Researchers have warned that 94 percent of thermal cash register receipts are contaminated with Bisphenol A (BPA) - a substance that may have harmful health effects.
The recycling of those receipts, they add, is a source of BPA contamination of paper napkins, toilet paper, food packaging and other paper products.
The report could have special implications for cashiers and other people who routinely handle thermal paper receipts.
Kurunthachalam Kannan and Chunyang Liao explain that manufacturers produce more than 8 billion pounds of BPA worldwide every year.
BPA coats the surfaces of thermal receipts, where it acts as a developer for the printing dye. To see whether this source of BPA was a concern, the researchers analyzed hundreds of samples of thermal cash register receipts and 14 other types of paper products from the U.S., Japan, Korea and Vietnam.
They found BPA on 94 percent of the receipts. The only receipts with that were BPA-free were those from Japan, which phased out this use of BPA in 2001.
BPA was in most of the other types of paper products, with tickets, newspapers and flyers having the highest concentrations. But these levels still paled in comparison to BPA on receipts, which the study said are responsible for more than 98 percent of consumer exposure to BPA from paper.

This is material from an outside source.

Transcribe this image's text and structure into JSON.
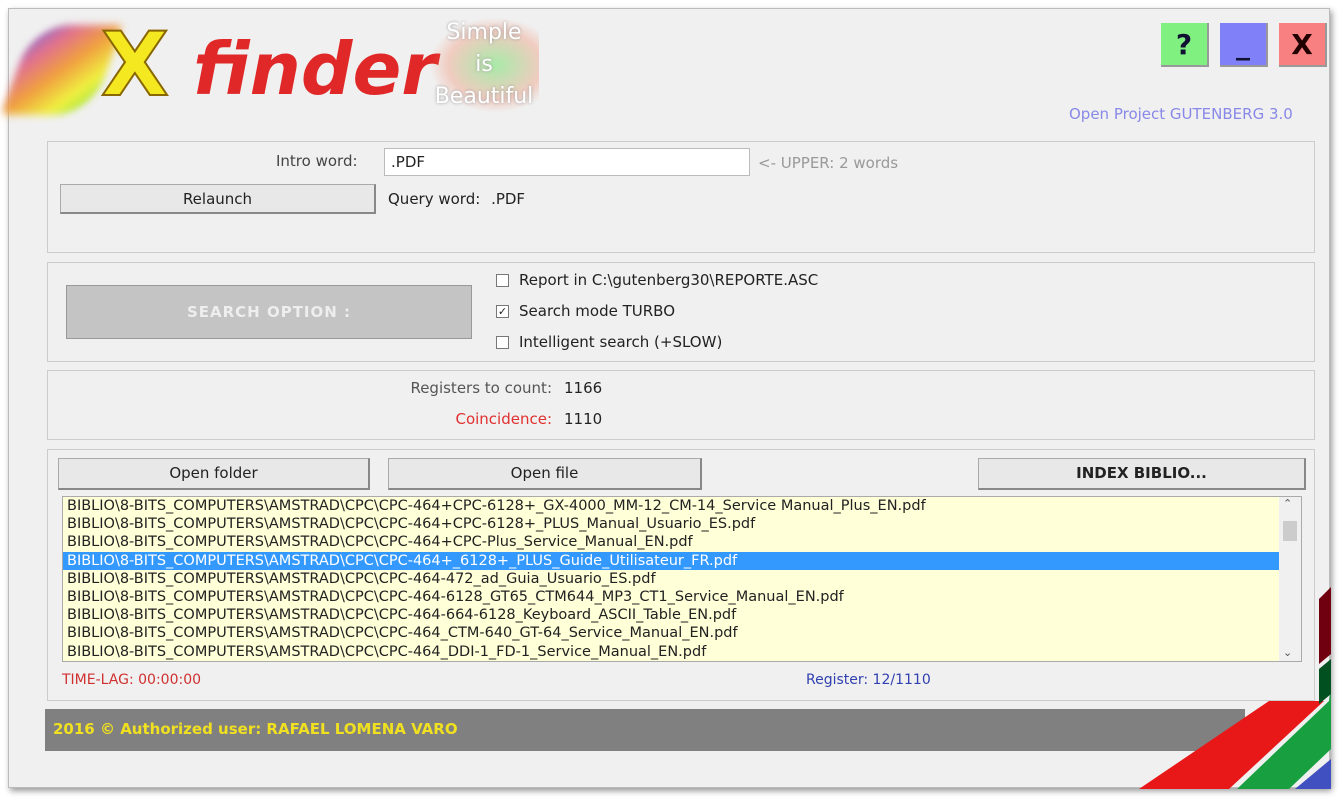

The study has been published in ACS' journal Environmental Science and Technology.